A Smart Heat Detector Reduces The Threat Of Cooking Fires Burning Down Shanty Towns

After a blaze devastated a township in Cape Town, South Africa, last year, local students set about developing a device to make sure such a preventable fire doesn’t happen again.

A Smart Heat Detector Reduces The Threat Of Cooking Fires Burning Down Shanty Towns
[Khayelitsha residents rebuilding: Rodger Bosch/AFP/Getty Images]

On New Year’s Day 2013, a huge fire ripped through the Khayelitsha township of Cape Town, South Africa, destroying hundreds of homes and leaving several people dead. It was an horrific accident–but also nothing unusual. Around the world, plenty of fires take hold in poor, densely populated places every year, because people living there still cook with open flames.


It was this danger that a group of local students looked to address with a low-cost fire detection device called Lumkani (previously known as Khusela). Conceived as a university project but now set for commercial launch, the blue box registers the rate at which heat rises in a shack, indicating when there might be a fire risk.

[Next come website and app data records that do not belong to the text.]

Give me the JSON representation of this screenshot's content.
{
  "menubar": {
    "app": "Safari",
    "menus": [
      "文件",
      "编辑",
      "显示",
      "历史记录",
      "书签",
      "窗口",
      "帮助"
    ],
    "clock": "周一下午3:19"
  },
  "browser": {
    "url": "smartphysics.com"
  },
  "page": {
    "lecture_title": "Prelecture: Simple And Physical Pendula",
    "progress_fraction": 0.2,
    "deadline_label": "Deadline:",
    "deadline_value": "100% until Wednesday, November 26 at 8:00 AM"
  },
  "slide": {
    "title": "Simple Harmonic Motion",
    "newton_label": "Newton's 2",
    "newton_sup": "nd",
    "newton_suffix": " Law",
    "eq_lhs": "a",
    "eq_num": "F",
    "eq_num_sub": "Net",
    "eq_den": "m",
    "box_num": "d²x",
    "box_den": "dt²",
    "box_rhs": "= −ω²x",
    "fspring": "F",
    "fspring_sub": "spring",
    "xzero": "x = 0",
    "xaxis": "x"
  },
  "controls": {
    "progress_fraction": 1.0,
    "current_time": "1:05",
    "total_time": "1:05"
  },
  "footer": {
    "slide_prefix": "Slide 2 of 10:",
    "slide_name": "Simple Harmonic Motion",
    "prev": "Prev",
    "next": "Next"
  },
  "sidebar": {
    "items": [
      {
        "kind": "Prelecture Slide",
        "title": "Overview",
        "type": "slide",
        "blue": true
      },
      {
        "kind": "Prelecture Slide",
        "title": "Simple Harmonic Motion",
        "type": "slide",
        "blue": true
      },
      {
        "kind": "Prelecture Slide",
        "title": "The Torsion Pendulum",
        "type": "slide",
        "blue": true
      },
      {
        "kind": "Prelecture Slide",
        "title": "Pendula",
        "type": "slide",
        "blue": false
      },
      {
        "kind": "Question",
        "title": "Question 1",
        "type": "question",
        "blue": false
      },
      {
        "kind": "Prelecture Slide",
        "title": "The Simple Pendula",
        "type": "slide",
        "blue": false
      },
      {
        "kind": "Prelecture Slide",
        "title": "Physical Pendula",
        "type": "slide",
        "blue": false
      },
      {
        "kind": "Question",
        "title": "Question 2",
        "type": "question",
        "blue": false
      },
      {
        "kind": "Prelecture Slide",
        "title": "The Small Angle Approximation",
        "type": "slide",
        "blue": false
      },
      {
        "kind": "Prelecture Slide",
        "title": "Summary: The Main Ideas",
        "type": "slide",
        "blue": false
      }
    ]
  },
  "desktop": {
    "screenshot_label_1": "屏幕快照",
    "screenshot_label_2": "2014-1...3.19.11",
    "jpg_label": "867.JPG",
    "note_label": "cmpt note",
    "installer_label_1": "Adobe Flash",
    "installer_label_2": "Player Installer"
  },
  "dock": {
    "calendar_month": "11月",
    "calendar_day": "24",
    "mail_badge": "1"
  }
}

It then connects with nearby, similar devices, setting off a chain of alarms, so neighbors can intervene.

“The critical challenge is inebriation. People have been cooking, and they fall asleep and don’t wake up when there’s a fire,” says David Gluckman, one of the team members.

Conventional smoke alarms aren’t suitable for people cooking on sooty fires. Moreover, they tend to be unreliable: We all know how the the fire alarm can go off when all we’ve done is burn some toast. Lumkani instead senses for the rate at which temperature changes. It then transmits a signal to nearby devices, which sets off a slightly different-sounding alarm. The idea is to create a network of devices, so communities can work together to snuff out a threat.

Starting in October, the graduates plan to sell the device for 90 Rand (about $8.30). “The trick with this kind of disaster is early warning. The earlier people know, the more lives are saved and the less stuff is destroyed,” Gluckman says. “There are tons of cases where neighbors tried to get to a fire but arrived too late. If it’s too late for the neighbor, it’s probably too late for the person inside as well.”

Using simple radio frequency technology, the devices work at a range of 20 meters (66 feet) and automatically link in series, creating a wider safety zone. “It offers both personal and community protection,” Gluckman says. “Our strategy is to find ways to subsidize the device through corporate and public partnerships, so we can drive the price further down.”

Lumkani, which won the People’s Award at this year’s Global Social Venture Competition, is collaborating with a local group called CORC. It has already pre-sold its first 2,000 units in the Cape Town area, and after South Africa, it hopes to expand elsewhere. It may need to bring the price down, but the idea sounds promising.

About the author

Ben Schiller is a New York staff writer for Fast Company. Previously, he edited a European management magazine and was a reporter in San Francisco, Prague, and Brussels.